Interesting Note: Fort Steele was originally named "Galbraith's Ferry". In 1887 the name was changed to Fort Steele, after the Mounted Police averted trouble with Chief Isadore's band of Indians.
The origins of Fort Steele are traced back to the small settlement of Galbraith's
Ferry, created during the Wild Horse Creek Gold Rush of 1864/65. Galbraith's Ferry
was founded after Fisherville, the first white man's town in southeastern B.C.
Located just six kilometers up the Wild Horse River from Fort Steele, the Fisherville
historic site, as well preserved as possible by a local volunteer heritage society,
offers a fascinating glimpse into how this region began.
In 1888, now under Canadian rule, the name Galbraith's Ferry was changed to
Fort Steele in honor of Sam Steele of the North West Mounted Police, who had
settled tensions between white settlers and local First Nations people. By 1898,

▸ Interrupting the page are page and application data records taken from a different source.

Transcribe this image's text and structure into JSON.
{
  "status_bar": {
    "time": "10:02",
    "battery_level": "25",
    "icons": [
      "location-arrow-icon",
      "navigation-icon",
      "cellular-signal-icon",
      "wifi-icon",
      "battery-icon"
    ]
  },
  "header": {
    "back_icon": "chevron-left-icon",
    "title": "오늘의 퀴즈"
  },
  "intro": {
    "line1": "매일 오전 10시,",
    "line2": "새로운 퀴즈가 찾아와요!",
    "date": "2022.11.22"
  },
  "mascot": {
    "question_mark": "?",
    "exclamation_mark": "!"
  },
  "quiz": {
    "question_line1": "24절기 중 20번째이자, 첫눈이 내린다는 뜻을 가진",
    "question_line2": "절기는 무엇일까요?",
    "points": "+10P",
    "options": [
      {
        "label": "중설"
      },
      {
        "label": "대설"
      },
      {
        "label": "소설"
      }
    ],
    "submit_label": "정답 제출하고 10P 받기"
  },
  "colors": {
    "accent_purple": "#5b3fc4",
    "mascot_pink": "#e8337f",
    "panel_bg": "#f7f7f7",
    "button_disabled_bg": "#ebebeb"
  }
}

Fort Steele had become the commercial, social and administrative center of the
East Kootenay. However, the "Capitol of East Kootenay" died a slow
death after the long-awaited railway bypassed the town. The once thriving frontier
settlement soon became a ghost town of deserted homes and businesses.
Today Fort Steele celebrates over 40 years as a Heritage Site, with over 60
restored heritage buildings showcasing the heyday of this frontier boomtown.
Complete with a collection of colorful characters who live on in yesteryear,
Fort Steele's streets once again thrive with the comedy and drama of that bygone
age. Living history street dramas, steam train rides, period tradesmen and Wild
Horse Theatre all combine to make a memorable and educational visit to Fort
Steele Heritage Town.
(Text courtesy of Valley Echo)
What Fort Steele & Area has to offer: